WHAT YOU WILL DO:
Show every line in the records below that contains the word "Clicking".

════════════════════

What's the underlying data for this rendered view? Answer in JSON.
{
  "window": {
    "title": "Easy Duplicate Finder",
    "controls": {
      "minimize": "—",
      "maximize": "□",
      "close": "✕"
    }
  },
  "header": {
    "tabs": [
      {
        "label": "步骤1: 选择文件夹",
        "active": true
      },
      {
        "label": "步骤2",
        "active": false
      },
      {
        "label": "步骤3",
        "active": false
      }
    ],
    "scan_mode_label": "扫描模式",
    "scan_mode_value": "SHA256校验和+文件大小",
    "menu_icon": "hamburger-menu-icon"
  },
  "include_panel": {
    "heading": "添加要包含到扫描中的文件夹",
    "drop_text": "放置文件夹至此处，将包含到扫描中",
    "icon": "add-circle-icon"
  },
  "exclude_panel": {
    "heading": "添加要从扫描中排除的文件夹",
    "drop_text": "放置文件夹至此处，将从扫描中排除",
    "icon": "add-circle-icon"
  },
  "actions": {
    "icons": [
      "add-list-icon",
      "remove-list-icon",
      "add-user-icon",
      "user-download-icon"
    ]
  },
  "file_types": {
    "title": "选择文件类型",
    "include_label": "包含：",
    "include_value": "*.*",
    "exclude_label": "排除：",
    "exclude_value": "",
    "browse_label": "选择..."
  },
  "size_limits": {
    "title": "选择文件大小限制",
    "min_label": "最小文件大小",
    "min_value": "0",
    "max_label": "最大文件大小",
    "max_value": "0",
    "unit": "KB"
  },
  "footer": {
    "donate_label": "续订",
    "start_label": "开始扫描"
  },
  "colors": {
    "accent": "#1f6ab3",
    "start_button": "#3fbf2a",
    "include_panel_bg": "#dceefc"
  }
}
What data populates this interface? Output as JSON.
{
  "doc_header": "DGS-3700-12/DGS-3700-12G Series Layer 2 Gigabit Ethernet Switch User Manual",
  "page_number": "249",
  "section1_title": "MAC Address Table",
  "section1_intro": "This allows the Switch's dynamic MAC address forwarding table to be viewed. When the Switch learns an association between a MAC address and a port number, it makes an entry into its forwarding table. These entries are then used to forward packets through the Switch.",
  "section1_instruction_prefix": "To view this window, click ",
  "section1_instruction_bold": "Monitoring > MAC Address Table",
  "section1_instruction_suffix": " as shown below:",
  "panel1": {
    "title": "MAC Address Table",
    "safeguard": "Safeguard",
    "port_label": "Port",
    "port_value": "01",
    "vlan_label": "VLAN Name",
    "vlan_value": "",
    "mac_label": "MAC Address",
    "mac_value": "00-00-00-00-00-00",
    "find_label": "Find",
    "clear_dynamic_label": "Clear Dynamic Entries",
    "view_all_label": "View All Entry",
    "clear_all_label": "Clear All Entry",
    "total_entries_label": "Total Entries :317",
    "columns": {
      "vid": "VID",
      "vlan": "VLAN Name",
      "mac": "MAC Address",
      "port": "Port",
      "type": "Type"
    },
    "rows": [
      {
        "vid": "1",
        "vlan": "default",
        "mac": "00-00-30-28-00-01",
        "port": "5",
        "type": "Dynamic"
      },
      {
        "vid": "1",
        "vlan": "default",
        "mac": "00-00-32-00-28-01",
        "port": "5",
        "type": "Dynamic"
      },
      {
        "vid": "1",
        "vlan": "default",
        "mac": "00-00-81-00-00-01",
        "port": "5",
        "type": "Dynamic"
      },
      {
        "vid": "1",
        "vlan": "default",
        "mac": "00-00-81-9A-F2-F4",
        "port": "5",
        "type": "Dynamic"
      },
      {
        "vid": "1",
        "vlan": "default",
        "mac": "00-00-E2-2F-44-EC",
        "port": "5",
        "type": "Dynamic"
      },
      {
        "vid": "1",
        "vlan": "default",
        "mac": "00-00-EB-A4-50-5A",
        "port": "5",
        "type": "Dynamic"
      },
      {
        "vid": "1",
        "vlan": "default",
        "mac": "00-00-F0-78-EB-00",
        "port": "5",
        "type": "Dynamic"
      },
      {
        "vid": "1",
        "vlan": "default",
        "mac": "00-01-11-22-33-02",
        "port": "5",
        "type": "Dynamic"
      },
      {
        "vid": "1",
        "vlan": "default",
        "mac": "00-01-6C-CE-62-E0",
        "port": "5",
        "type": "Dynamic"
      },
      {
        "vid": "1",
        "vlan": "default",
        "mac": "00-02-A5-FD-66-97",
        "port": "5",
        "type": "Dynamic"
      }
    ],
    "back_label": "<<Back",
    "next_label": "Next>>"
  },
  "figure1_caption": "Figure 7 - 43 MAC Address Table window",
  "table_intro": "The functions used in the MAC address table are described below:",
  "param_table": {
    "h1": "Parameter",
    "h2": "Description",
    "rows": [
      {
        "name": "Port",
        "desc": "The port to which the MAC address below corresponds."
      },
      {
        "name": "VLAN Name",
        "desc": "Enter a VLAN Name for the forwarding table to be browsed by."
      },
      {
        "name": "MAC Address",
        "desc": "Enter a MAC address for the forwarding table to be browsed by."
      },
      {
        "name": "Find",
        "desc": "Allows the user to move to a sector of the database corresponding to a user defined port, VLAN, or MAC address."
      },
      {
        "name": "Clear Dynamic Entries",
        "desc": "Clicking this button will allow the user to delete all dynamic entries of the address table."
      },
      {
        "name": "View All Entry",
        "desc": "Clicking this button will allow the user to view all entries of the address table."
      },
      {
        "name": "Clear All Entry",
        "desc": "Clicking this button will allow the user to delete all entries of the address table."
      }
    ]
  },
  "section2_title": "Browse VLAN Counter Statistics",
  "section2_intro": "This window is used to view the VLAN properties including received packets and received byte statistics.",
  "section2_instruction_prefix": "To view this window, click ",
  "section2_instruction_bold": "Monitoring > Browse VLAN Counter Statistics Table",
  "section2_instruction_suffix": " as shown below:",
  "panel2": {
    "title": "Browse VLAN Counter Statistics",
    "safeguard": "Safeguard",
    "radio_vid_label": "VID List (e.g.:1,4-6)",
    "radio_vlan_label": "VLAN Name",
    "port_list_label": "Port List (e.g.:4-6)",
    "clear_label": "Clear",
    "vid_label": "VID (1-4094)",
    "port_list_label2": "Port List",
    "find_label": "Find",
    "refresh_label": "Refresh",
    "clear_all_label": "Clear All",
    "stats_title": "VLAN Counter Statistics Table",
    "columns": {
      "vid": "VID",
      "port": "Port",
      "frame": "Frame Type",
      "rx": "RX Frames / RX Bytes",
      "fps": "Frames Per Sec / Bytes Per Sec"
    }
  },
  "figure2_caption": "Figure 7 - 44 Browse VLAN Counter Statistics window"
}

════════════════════

EXERCISE OUTPUT:
        "desc": "Clicking this button will allow the user to delete all dynamic entries of the address table."
        "desc": "Clicking this button will allow the user to view all entries of the address table."
        "desc": "Clicking this button will allow the user to delete all entries of the address table."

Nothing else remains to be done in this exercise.